Twitter Demographics

The data shown below were collected from the profiles of 2 tweeters who shared this research output. Click here to find out more about how the information was compiled.

Mendeley readers

The data shown below were compiled from readership statistics for 182 Mendeley readers of this research output. Click here to see the associated Mendeley record.

Geographical breakdown

Country Count As %
Unknown 182 100%

Demographic breakdown
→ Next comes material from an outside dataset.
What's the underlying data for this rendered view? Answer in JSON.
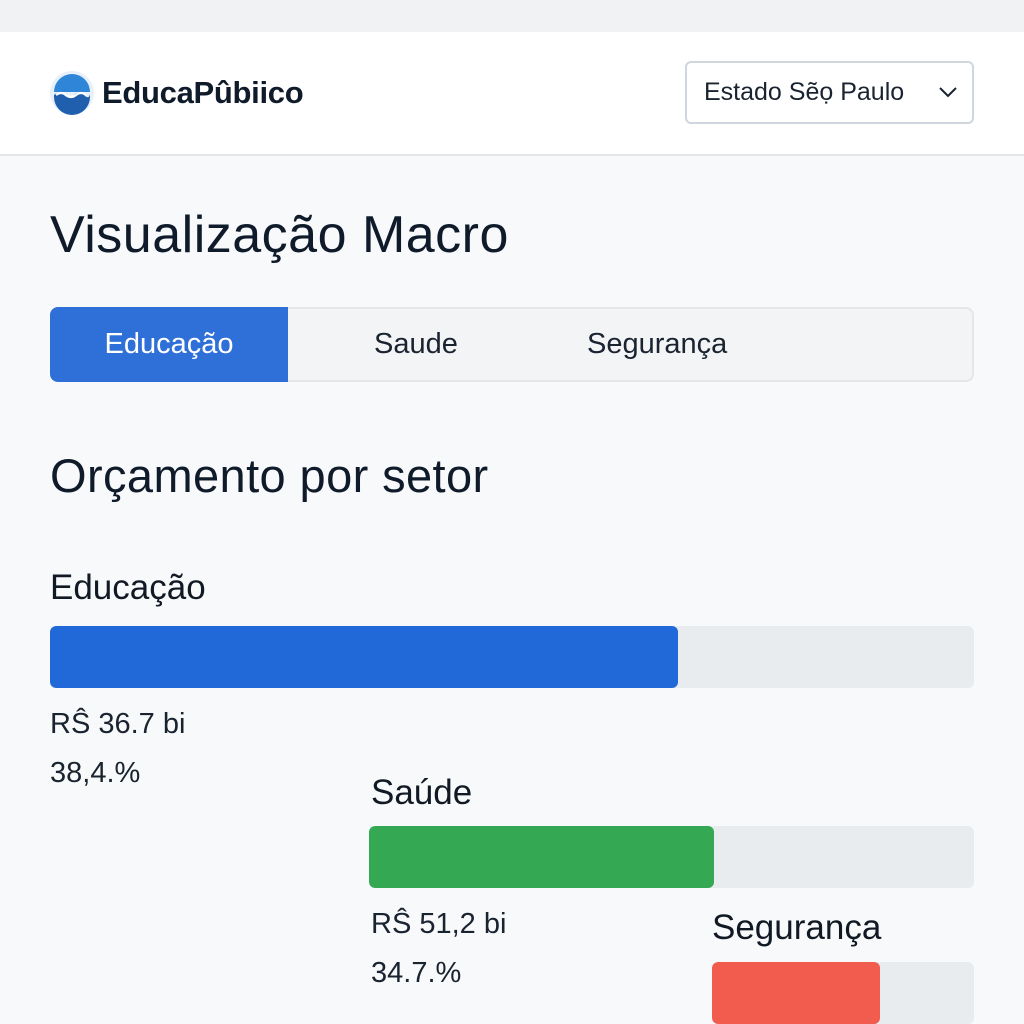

Readers by professional status Count As %
Student > Master 28 15%
Student > Bachelor 25 14%
Student > Postgraduate 13 7%
Student > Doctoral Student 13 7%
Student > Ph. D. Student 12 7%
Other 48 26%
Unknown 43 24%
Readers by discipline Count As %
Medicine and Dentistry 61 34%
Nursing and Health Professions 34 19%
Social Sciences 10 5%
Business, Management and Accounting 7 4%
Arts and Humanities 4 2%
Other 16 9%
Unknown 50 27%
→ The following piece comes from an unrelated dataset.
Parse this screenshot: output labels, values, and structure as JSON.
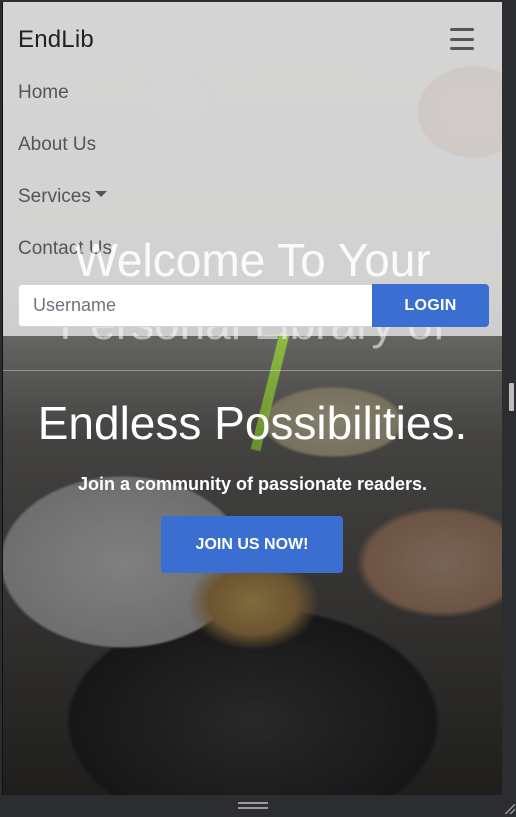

Attention Score in Context

This research output has an Altmetric Attention Score of 1. This is our high-level measure of the quality and quantity of online attention that it has received. This Attention Score, as well as the ranking and number of research outputs shown below, was calculated when the research output was last mentioned on 09 October 2018.
All research outputs
#8,549,216
of 13,600,958 outputs
Outputs from BMC Medical Ethics
#480
of 582 outputs
Outputs of similar age
#161,055
of 283,768 outputs
Outputs of similar age from BMC Medical Ethics
#58
of 67 outputs
Altmetric has tracked 13,600,958 research outputs across all sources so far. This one is in the 23rd percentile – i.e., 23% of other outputs scored the same or lower than it.
So far Altmetric has tracked 582 research outputs from this source. They typically receive a lot more attention than average, with a mean Attention Score of 10.6. This one is in the 11th percentile – i.e., 11% of its peers scored the same or lower than it.
Older research outputs will score higher simply because they've had more time to accumulate mentions. To account for age we can compare this Altmetric Attention Score to the 283,768 tracked outputs that were published within six weeks on either side of this one in any source. This one is in the 34th percentile – i.e., 34% of its contemporaries scored the same or lower than it.
We're also able to compare this research output to 67 others from the same source and published within six weeks on either side of this one. This one is in the 7th percentile – i.e., 7% of its contemporaries scored the same or lower than it.